Dataset entries
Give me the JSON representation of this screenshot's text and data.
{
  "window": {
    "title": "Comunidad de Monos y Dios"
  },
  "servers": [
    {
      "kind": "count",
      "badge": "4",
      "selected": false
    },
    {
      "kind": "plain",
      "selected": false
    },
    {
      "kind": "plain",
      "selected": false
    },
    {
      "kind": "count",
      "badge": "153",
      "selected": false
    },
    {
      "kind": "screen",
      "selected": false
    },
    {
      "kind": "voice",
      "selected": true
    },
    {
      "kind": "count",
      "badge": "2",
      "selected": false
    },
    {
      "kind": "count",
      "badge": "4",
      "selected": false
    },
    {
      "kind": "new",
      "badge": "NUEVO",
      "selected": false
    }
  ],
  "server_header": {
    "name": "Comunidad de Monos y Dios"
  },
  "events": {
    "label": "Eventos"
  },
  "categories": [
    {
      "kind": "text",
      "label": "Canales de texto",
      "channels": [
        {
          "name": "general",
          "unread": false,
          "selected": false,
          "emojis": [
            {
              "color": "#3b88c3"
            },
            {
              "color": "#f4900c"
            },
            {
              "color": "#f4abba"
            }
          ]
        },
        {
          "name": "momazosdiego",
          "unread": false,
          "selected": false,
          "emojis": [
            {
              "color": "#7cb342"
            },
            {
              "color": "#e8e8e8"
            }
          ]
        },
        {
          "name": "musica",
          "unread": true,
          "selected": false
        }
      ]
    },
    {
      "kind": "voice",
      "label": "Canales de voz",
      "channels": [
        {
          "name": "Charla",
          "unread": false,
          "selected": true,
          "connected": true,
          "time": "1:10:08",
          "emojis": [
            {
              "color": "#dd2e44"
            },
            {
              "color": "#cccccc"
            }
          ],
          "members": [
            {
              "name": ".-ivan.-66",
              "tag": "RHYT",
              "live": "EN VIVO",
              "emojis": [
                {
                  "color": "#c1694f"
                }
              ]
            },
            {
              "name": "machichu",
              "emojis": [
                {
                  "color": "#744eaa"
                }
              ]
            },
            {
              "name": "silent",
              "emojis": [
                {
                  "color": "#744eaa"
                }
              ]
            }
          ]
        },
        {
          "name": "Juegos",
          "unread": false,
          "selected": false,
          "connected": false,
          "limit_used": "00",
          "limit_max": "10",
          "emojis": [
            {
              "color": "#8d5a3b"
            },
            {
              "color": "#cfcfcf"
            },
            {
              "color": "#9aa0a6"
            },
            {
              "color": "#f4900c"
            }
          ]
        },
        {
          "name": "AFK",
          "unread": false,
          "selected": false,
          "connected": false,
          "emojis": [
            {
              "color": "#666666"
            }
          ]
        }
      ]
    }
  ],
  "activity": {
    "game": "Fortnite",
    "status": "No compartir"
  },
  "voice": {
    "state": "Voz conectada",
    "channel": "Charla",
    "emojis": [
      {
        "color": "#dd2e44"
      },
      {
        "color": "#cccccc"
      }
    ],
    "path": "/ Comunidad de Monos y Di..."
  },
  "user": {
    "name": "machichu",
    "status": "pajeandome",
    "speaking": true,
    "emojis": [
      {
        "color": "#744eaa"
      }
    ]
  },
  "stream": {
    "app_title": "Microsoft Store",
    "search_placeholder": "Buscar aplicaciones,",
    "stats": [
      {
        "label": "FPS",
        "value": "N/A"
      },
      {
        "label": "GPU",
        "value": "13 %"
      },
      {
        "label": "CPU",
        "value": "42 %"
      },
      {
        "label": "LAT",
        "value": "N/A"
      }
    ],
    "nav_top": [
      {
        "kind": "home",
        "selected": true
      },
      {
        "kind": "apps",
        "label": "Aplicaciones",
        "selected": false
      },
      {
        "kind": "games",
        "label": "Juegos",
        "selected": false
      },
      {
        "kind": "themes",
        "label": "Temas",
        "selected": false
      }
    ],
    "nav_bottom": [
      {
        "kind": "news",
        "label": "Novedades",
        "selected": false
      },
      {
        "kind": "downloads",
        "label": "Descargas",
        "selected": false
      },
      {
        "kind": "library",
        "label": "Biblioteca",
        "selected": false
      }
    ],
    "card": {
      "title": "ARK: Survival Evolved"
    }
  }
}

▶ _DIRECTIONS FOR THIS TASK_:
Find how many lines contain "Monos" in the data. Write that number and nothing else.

▶ _WRITTEN SOLUTION_:
3